# GOAL OF THE EXERCISE
The expected result is the full set of records, copied precisely, with images dropped.

# DATA FOR THE TASK
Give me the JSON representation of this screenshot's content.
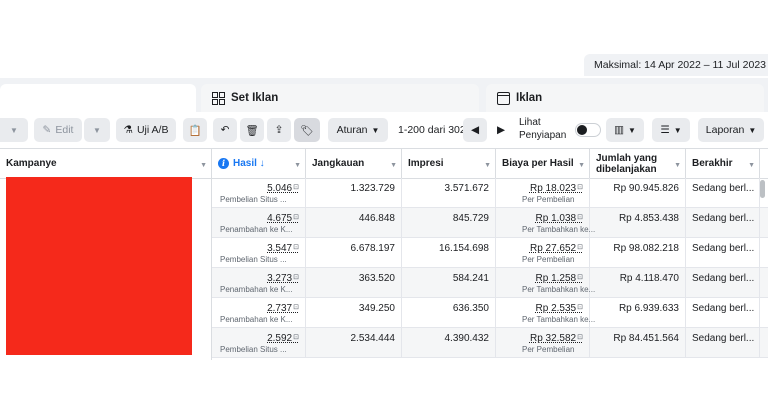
{
  "date_range": {
    "label": "Maksimal: 14 Apr 2022 – 11 Jul 2023"
  },
  "tabs": [
    {
      "label": ""
    },
    {
      "label": "Set Iklan"
    },
    {
      "label": "Iklan"
    }
  ],
  "toolbar": {
    "edit_label": "Edit",
    "ab_label": "Uji A/B",
    "rules_label": "Aturan",
    "pagination": "1-200 dari 302",
    "preview_label_1": "Lihat",
    "preview_label_2": "Penyiapan",
    "report_label": "Laporan"
  },
  "table": {
    "columns": [
      {
        "label": "Kampanye"
      },
      {
        "label": "Hasil ↓"
      },
      {
        "label": "Jangkauan"
      },
      {
        "label": "Impresi"
      },
      {
        "label": "Biaya per Hasil"
      },
      {
        "label": "Jumlah yang dibelanjakan"
      },
      {
        "label": "Berakhir"
      }
    ],
    "rows": [
      {
        "hasil": "5.046",
        "hasil_sub": "Pembelian Situs ...",
        "jangkauan": "1.323.729",
        "impresi": "3.571.672",
        "biaya": "Rp 18.023",
        "biaya_sub": "Per Pembelian",
        "jumlah": "Rp 90.945.826",
        "berakhir": "Sedang berl..."
      },
      {
        "hasil": "4.675",
        "hasil_sub": "Penambahan ke K...",
        "jangkauan": "446.848",
        "impresi": "845.729",
        "biaya": "Rp 1.038",
        "biaya_sub": "Per Tambahkan ke...",
        "jumlah": "Rp 4.853.438",
        "berakhir": "Sedang berl..."
      },
      {
        "hasil": "3.547",
        "hasil_sub": "Pembelian Situs ...",
        "jangkauan": "6.678.197",
        "impresi": "16.154.698",
        "biaya": "Rp 27.652",
        "biaya_sub": "Per Pembelian",
        "jumlah": "Rp 98.082.218",
        "berakhir": "Sedang berl..."
      },
      {
        "hasil": "3.273",
        "hasil_sub": "Penambahan ke K...",
        "jangkauan": "363.520",
        "impresi": "584.241",
        "biaya": "Rp 1.258",
        "biaya_sub": "Per Tambahkan ke...",
        "jumlah": "Rp 4.118.470",
        "berakhir": "Sedang berl..."
      },
      {
        "hasil": "2.737",
        "hasil_sub": "Penambahan ke K...",
        "jangkauan": "349.250",
        "impresi": "636.350",
        "biaya": "Rp 2.535",
        "biaya_sub": "Per Tambahkan ke...",
        "jumlah": "Rp 6.939.633",
        "berakhir": "Sedang berl..."
      },
      {
        "hasil": "2.592",
        "hasil_sub": "Pembelian Situs ...",
        "jangkauan": "2.534.444",
        "impresi": "4.390.432",
        "biaya": "Rp 32.582",
        "biaya_sub": "Per Pembelian",
        "jumlah": "Rp 84.451.564",
        "berakhir": "Sedang berl..."
      }
    ]
  },
  "colors": {
    "accent": "#1877f2",
    "redacted": "#f5291b"
  }
}
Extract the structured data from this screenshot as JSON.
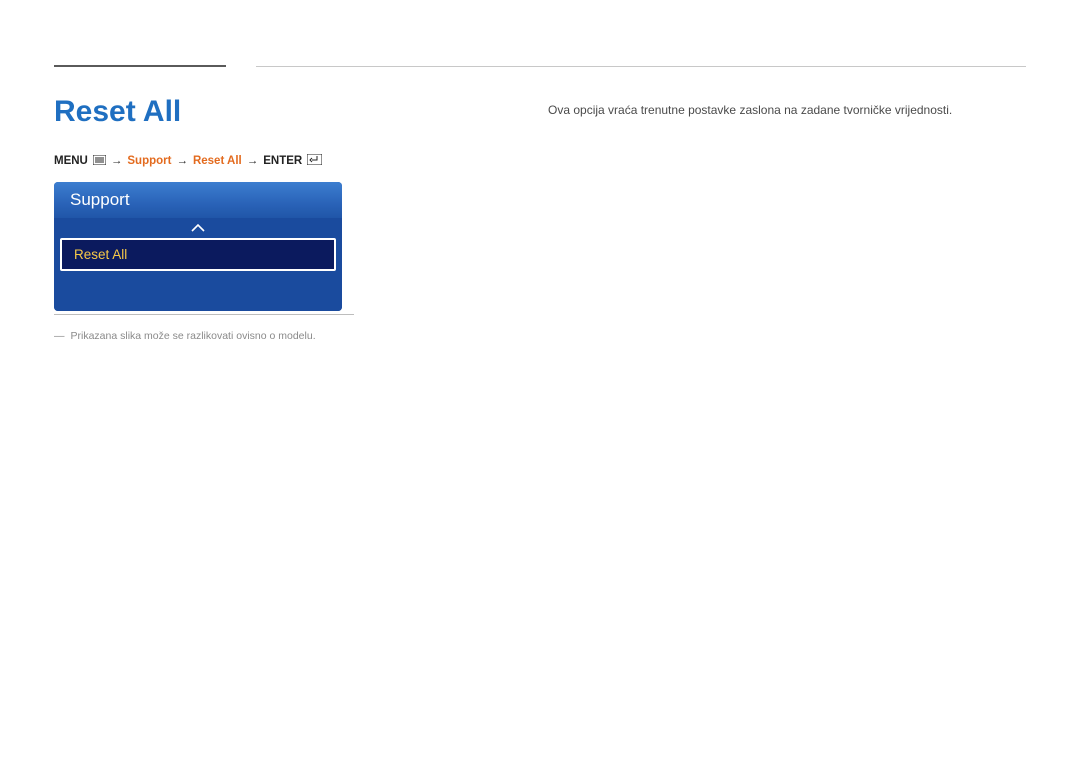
{
  "page_title": "Reset All",
  "breadcrumb": {
    "menu_label": "MENU",
    "arrow": "→",
    "support": "Support",
    "reset_all": "Reset All",
    "enter_label": "ENTER"
  },
  "description": "Ova opcija vraća trenutne postavke zaslona na zadane tvorničke vrijednosti.",
  "osd": {
    "header": "Support",
    "item": "Reset All"
  },
  "disclaimer": "Prikazana slika može se razlikovati ovisno o modelu."
}
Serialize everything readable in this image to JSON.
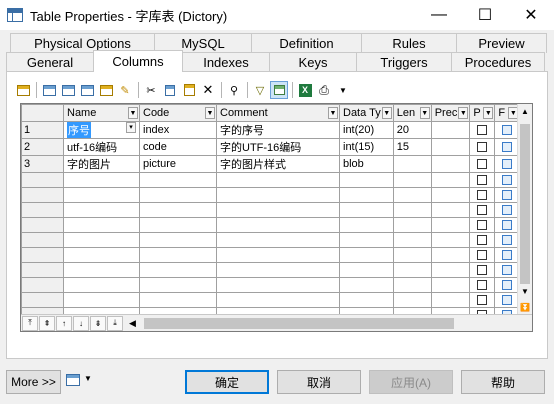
{
  "window": {
    "title": "Table Properties - 字库表 (Dictory)",
    "minimize_glyph": "—",
    "maximize_glyph": "☐",
    "close_glyph": "✕"
  },
  "tabs": {
    "row1": [
      "Physical Options",
      "MySQL",
      "Definition",
      "Rules",
      "Preview"
    ],
    "row2": [
      "General",
      "Columns",
      "Indexes",
      "Keys",
      "Triggers",
      "Procedures"
    ],
    "active": "Columns"
  },
  "toolbar": {
    "icons": [
      "properties-icon",
      "add-row-icon",
      "insert-row-icon",
      "add-rows-icon",
      "paste-rows-icon",
      "edit-icon",
      "cut-icon",
      "copy-icon",
      "paste-icon",
      "delete-icon",
      "find-icon",
      "filter-icon",
      "customize-columns-icon",
      "excel-export-icon",
      "print-icon"
    ]
  },
  "grid": {
    "headers": [
      "Name",
      "Code",
      "Comment",
      "Data Ty",
      "Len",
      "Prec",
      "P",
      "F"
    ],
    "rows": [
      {
        "num": "1",
        "name": "序号",
        "code": "index",
        "comment": "字的序号",
        "type": "int(20)",
        "len": "20",
        "prec": ""
      },
      {
        "num": "2",
        "name": "utf-16编码",
        "code": "code",
        "comment": "字的UTF-16编码",
        "type": "int(15)",
        "len": "15",
        "prec": ""
      },
      {
        "num": "3",
        "name": "字的图片",
        "code": "picture",
        "comment": "字的图片样式",
        "type": "blob",
        "len": "",
        "prec": ""
      }
    ]
  },
  "buttons": {
    "more": "More >>",
    "ok": "确定",
    "cancel": "取消",
    "apply": "应用(A)",
    "help": "帮助"
  }
}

# SOLUTION
Give me the JSON representation of this screenshot's content.
{
  "date_range": {
    "label": "Maksimal: 14 Apr 2022 – 11 Jul 2023"
  },
  "tabs": [
    {
      "label": ""
    },
    {
      "label": "Set Iklan"
    },
    {
      "label": "Iklan"
    }
  ],
  "toolbar": {
    "edit_label": "Edit",
    "ab_label": "Uji A/B",
    "rules_label": "Aturan",
    "pagination": "1-200 dari 302",
    "preview_label_1": "Lihat",
    "preview_label_2": "Penyiapan",
    "report_label": "Laporan"
  },
  "table": {
    "columns": [
      {
        "label": "Kampanye"
      },
      {
        "label": "Hasil ↓"
      },
      {
        "label": "Jangkauan"
      },
      {
        "label": "Impresi"
      },
      {
        "label": "Biaya per Hasil"
      },
      {
        "label": "Jumlah yang dibelanjakan"
      },
      {
        "label": "Berakhir"
      }
    ],
    "rows": [
      {
        "hasil": "5.046",
        "hasil_sub": "Pembelian Situs ...",
        "jangkauan": "1.323.729",
        "impresi": "3.571.672",
        "biaya": "Rp 18.023",
        "biaya_sub": "Per Pembelian",
        "jumlah": "Rp 90.945.826",
        "berakhir": "Sedang berl..."
      },
      {
        "hasil": "4.675",
        "hasil_sub": "Penambahan ke K...",
        "jangkauan": "446.848",
        "impresi": "845.729",
        "biaya": "Rp 1.038",
        "biaya_sub": "Per Tambahkan ke...",
        "jumlah": "Rp 4.853.438",
        "berakhir": "Sedang berl..."
      },
      {
        "hasil": "3.547",
        "hasil_sub": "Pembelian Situs ...",
        "jangkauan": "6.678.197",
        "impresi": "16.154.698",
        "biaya": "Rp 27.652",
        "biaya_sub": "Per Pembelian",
        "jumlah": "Rp 98.082.218",
        "berakhir": "Sedang berl..."
      },
      {
        "hasil": "3.273",
        "hasil_sub": "Penambahan ke K...",
        "jangkauan": "363.520",
        "impresi": "584.241",
        "biaya": "Rp 1.258",
        "biaya_sub": "Per Tambahkan ke...",
        "jumlah": "Rp 4.118.470",
        "berakhir": "Sedang berl..."
      },
      {
        "hasil": "2.737",
        "hasil_sub": "Penambahan ke K...",
        "jangkauan": "349.250",
        "impresi": "636.350",
        "biaya": "Rp 2.535",
        "biaya_sub": "Per Tambahkan ke...",
        "jumlah": "Rp 6.939.633",
        "berakhir": "Sedang berl..."
      },
      {
        "hasil": "2.592",
        "hasil_sub": "Pembelian Situs ...",
        "jangkauan": "2.534.444",
        "impresi": "4.390.432",
        "biaya": "Rp 32.582",
        "biaya_sub": "Per Pembelian",
        "jumlah": "Rp 84.451.564",
        "berakhir": "Sedang berl..."
      }
    ]
  },
  "colors": {
    "accent": "#1877f2",
    "redacted": "#f5291b"
  }
}
Extract the structured data from this screenshot as JSON.
{
  "page_title": "Reset All",
  "breadcrumb": {
    "menu_label": "MENU",
    "arrow": "→",
    "support": "Support",
    "reset_all": "Reset All",
    "enter_label": "ENTER"
  },
  "description": "Ova opcija vraća trenutne postavke zaslona na zadane tvorničke vrijednosti.",
  "osd": {
    "header": "Support",
    "item": "Reset All"
  },
  "disclaimer": "Prikazana slika može se razlikovati ovisno o modelu."
}
Serialize everything readable in this image to JSON.
{
  "window": {
    "title": "Table Properties - 字库表 (Dictory)",
    "minimize_glyph": "—",
    "maximize_glyph": "☐",
    "close_glyph": "✕"
  },
  "tabs": {
    "row1": [
      "Physical Options",
      "MySQL",
      "Definition",
      "Rules",
      "Preview"
    ],
    "row2": [
      "General",
      "Columns",
      "Indexes",
      "Keys",
      "Triggers",
      "Procedures"
    ],
    "active": "Columns"
  },
  "toolbar": {
    "icons": [
      "properties-icon",
      "add-row-icon",
      "insert-row-icon",
      "add-rows-icon",
      "paste-rows-icon",
      "edit-icon",
      "cut-icon",
      "copy-icon",
      "paste-icon",
      "delete-icon",
      "find-icon",
      "filter-icon",
      "customize-columns-icon",
      "excel-export-icon",
      "print-icon"
    ]
  },
  "grid": {
    "headers": [
      "Name",
      "Code",
      "Comment",
      "Data Ty",
      "Len",
      "Prec",
      "P",
      "F"
    ],
    "rows": [
      {
        "num": "1",
        "name": "序号",
        "code": "index",
        "comment": "字的序号",
        "type": "int(20)",
        "len": "20",
        "prec": ""
      },
      {
        "num": "2",
        "name": "utf-16编码",
        "code": "code",
        "comment": "字的UTF-16编码",
        "type": "int(15)",
        "len": "15",
        "prec": ""
      },
      {
        "num": "3",
        "name": "字的图片",
        "code": "picture",
        "comment": "字的图片样式",
        "type": "blob",
        "len": "",
        "prec": ""
      }
    ]
  },
  "buttons": {
    "more": "More >>",
    "ok": "确定",
    "cancel": "取消",
    "apply": "应用(A)",
    "help": "帮助"
  }
}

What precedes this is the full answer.